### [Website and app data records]
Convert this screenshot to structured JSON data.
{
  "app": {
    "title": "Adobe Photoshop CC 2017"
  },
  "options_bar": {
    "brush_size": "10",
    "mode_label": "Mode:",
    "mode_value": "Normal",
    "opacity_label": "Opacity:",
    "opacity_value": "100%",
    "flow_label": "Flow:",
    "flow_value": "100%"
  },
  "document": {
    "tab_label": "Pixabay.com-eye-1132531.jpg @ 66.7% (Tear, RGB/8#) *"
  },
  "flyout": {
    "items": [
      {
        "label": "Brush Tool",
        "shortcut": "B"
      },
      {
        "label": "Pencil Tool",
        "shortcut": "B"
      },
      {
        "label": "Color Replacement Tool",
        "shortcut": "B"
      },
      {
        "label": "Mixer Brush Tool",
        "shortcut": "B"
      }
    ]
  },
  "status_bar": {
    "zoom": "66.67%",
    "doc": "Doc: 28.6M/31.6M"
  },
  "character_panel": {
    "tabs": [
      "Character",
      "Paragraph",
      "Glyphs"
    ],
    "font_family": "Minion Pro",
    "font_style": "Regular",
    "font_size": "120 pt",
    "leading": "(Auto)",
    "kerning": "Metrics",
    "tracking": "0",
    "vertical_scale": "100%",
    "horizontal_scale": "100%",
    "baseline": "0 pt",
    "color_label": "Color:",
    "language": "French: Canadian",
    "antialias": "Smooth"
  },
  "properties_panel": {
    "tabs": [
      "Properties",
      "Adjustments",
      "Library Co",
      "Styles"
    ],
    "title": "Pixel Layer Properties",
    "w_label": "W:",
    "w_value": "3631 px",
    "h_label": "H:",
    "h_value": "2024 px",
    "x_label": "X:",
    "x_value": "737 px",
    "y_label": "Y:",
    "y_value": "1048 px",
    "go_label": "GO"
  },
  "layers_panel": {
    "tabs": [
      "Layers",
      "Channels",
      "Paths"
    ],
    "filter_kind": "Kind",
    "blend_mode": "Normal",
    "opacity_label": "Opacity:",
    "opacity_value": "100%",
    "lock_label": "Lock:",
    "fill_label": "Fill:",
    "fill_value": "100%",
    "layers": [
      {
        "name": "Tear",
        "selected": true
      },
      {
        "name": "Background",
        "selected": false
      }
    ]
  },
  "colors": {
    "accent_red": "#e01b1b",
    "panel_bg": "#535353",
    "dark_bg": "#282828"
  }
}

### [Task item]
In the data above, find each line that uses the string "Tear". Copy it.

### [Task answer]
    "tab_label": "Pixabay.com-eye-1132531.jpg @ 66.7% (Tear, RGB/8#) *"
        "name": "Tear",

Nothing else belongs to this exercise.